By Norm Robins and Randy Pelish
The greatest motion picture epic ever made, Lawrence of Arabia, will be back with us September 1st and 4th. Except for the child actor Michel Rey the cast has all passed away, but what a cast it was. Peter O’Toole played Lawrence. The cast included Alec Guinness as Faisal, Anthony Quinn as the pragmatic, grasping Auda abu Tayi, José Ferrer as the homosexual Turkish commander, Anthony Quayle, Claude Rains, Arthur Kennedy, and Omar Sharif as Sherif Ali.
The film was nominated for 10 Oscars in 1963. It won seven of them including Best Picture and Best Director. It won the Golden Globe Award for Best Motion Picture—Drama and the BAFTA (British Academy of Film and Television Arts) awards for Best Film and Outstanding British Film.
This film is based on Lawrence’s memoirs of World War I Seven Pillars of Wisdom, mostly, that tells a true story, mostly. During the War Lieutenant Lawrence, a known misfit, is sent to Arabia with a cache of gold to buy the loyalty of Prince Faisal and enlist him in Britain’s war against the Turkish Empire. Lawrence proposes to Faisal a daring attack across the Nefud Desert, something considered to be impassable by the Bedouins, against the port city of Aqaba. Conquering it would provide Faisal with an important psychological victory and the key to Damascus to the north, and it would provide the British with an important port for offloading materiel for their war against the Turks. Faisal buys into the proposal. He assigns 50 of his men to Lawrence. The Nefud crossing and the Aqaba attack are on.

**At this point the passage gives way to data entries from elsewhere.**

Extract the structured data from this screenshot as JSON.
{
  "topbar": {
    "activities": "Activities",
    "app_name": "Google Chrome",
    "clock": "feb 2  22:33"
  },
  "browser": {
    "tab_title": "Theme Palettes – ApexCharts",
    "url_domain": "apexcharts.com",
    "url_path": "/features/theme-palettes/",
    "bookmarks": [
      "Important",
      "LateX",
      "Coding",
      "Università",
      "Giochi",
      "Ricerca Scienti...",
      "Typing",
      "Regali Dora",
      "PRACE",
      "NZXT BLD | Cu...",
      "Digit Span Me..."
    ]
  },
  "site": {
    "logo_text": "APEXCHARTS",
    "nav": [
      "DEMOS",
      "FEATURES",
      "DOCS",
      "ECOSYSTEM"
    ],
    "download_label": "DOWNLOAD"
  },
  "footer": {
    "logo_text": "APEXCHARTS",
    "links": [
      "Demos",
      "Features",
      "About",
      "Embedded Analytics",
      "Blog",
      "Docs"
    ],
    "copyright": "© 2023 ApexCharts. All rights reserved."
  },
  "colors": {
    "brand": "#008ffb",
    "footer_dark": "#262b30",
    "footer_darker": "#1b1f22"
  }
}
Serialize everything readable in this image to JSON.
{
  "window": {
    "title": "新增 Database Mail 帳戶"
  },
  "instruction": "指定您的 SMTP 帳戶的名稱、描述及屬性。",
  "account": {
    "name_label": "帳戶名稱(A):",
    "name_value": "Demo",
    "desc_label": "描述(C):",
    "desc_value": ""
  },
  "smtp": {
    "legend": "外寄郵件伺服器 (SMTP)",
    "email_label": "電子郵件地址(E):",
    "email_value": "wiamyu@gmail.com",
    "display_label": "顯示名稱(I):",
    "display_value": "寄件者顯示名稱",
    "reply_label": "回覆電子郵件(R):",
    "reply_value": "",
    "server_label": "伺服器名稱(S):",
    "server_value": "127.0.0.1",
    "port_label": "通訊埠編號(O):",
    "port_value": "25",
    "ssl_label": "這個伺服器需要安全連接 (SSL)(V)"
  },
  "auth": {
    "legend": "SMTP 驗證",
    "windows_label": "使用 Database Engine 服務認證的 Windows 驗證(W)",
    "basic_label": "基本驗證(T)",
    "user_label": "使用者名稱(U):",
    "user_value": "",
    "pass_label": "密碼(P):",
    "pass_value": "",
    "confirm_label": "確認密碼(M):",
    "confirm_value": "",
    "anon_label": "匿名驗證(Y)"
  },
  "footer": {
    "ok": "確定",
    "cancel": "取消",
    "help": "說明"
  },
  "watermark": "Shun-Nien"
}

The story will enthrall you. The acting will amaze you. The music will linger in your head for a long time. But be warned, bring some liquid with you to the theater because the exceptionally evocative cinematography crossing the Nefud just before the intermission will leave your throat parched and you yearning for a long, long drink of something wet and cold.
Lawrence of Arabia will play at the Century Riverside 12 and the Century Summit Sierra on September 1st and 4th only. This is a film not to be missed.